ICT sector contribution to the economy estimated to reach close to €3 billion in 2022

The technology sector’s (ICT) contribution to the Cypriot economy is estimated to reach €3 billion this year boosting the diversification and the resilience of the Cypriot economy.

According to the latest data more than 1,200 foreign companies, mainly in the field of technology, began operations in Cyprus through the Ministry of Commerce’s Business Facilitation Unit, while 9,800 job permits have been issued to foreign specialised personnel, something which boosted investments and domestic consumption and consequently GDP growth.

The strong growth in the ICT sector in Cyprus has been acknowledged by the European Commission which has upgraded its projection for GDP growth this year by 2.4% to 5.6%. “This is due to higher-than-expected growth in the second quarter of the year, the better-than-expected performance of tourism, as well as the impact of the expanding ICT sector,” the Commission said in its latets post-programme surveillance report.

In statements to CNA, Evgenios Evgeniou, Chairman of the Cyprus Investment Promotion Agency (Invest Cyprus) highlighted the importance of the ICT sector for Cyprus, as apart from its contribution to the economy, the sector contributes decisively in the diversification of the country’s growth model and in the reduction of the trade deficit.

According to data the ICT sector’s contribution is estimated to amount close to €3 billion this year, marking an annual increase of 58% compared to €1.9 billion in 2021. Although the ICT sector includes local telecommunication companies, the increase over €1 billion, amid growing uncertainty due to the war in Ukraine is largely attributed to the attraction of foreign tech companies and specialised staff to Cyprus.

Cyprus implemented a plan to attract foreign technology companies and talent, involving an incentives scheme tabled by the Ministry of Finance, which has been by approved the parliament and are implemented by Invest Cyprus, the Ministry of Commerce, the Ministry of the Interior and the Deputy Ministry for Research, Innovation and Digital Policy.

“This performance is nothing but the fruit of a collective effort and action by the government, the parliament, the public and the private sector,” Evgeniou added, noting that collective efforts yield results.

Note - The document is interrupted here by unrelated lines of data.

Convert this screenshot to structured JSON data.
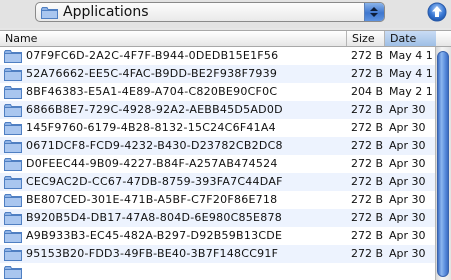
{
  "location": {
    "current": "Applications",
    "folder_icon": "folder-icon",
    "arrows_icon": "up-down-arrows-icon"
  },
  "toolbar": {
    "up_icon": "up-arrow-icon"
  },
  "columns": {
    "name": "Name",
    "size": "Size",
    "date": "Date"
  },
  "colors": {
    "accent": "#3f77cf",
    "folder": "#8fb3e6",
    "stripe": "#edf3fe"
  },
  "files": [
    {
      "name": "07F9FC6D-2A2C-4F7F-B944-0DEDB15E1F56",
      "size": "272 B",
      "date": "May 4 1"
    },
    {
      "name": "52A76662-EE5C-4FAC-B9DD-BE2F938F7939",
      "size": "272 B",
      "date": "May 4 1"
    },
    {
      "name": "8BF46383-E5A1-4E89-A704-C820BE90CF0C",
      "size": "204 B",
      "date": "May 2 1"
    },
    {
      "name": "6866B8E7-729C-4928-92A2-AEBB45D5AD0D",
      "size": "272 B",
      "date": "Apr 30"
    },
    {
      "name": "145F9760-6179-4B28-8132-15C24C6F41A4",
      "size": "272 B",
      "date": "Apr 30"
    },
    {
      "name": "0671DCF8-FCD9-4232-B430-D23782CB2DC8",
      "size": "272 B",
      "date": "Apr 30"
    },
    {
      "name": "D0FEEC44-9B09-4227-B84F-A257AB474524",
      "size": "272 B",
      "date": "Apr 30"
    },
    {
      "name": "CEC9AC2D-CC67-47DB-8759-393FA7C44DAF",
      "size": "272 B",
      "date": "Apr 30"
    },
    {
      "name": "BE807CED-301E-471B-A5BF-C7F20F86E718",
      "size": "272 B",
      "date": "Apr 30"
    },
    {
      "name": "B920B5D4-DB17-47A8-804D-6E980C85E878",
      "size": "272 B",
      "date": "Apr 30"
    },
    {
      "name": "A9B933B3-EC45-482A-B297-D92B59B13CDE",
      "size": "272 B",
      "date": "Apr 30"
    },
    {
      "name": "95153B20-FDD3-49FB-BE40-3B7F148CC91F",
      "size": "272 B",
      "date": "Apr 30"
    },
    {
      "name": "",
      "size": "",
      "date": ""
    }
  ]
}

He noted that even though economic challenges will continue in 2023 “we are optimistic that the interest by international companies of high specialisation to relocate in Cyprus will continue unabated.”

According to data by Invest Cyprus so far more than 35 large foreign corporations have shown in writing interest to relocate their headquarters in Cyprus, with the majority of letters of intent for investments in Cyprus coming from multinational corporations, some of which have already invested on the island, while other investments are in the pipeline.

These investments had a positive impact in other sectors of the economy as well, such as education, health, accommodation, investment funds, asset management, energy, start-ups and real estate.

At the same time, the Ministry of Commerce Facilitation Unit has assisted more than 1,200 foreign companies to begin operations in Cyprus, while data by the Migration Department show that so far a total of 9,800 job permits have been granted to specialised personnel and 8,100 family members have relocated to Cyprus.

It is no coincidence that the Greenfield FDI Performance Index has shown that Cyprus was among the Top 10 countries concerning the recovery of investments following the pandemic with 150% growth in the first half of 2022 compared with the respective period of 2019, while investments in the technology sector have spiked by an annual 600% in the same period.

Source: Cyprus News Agency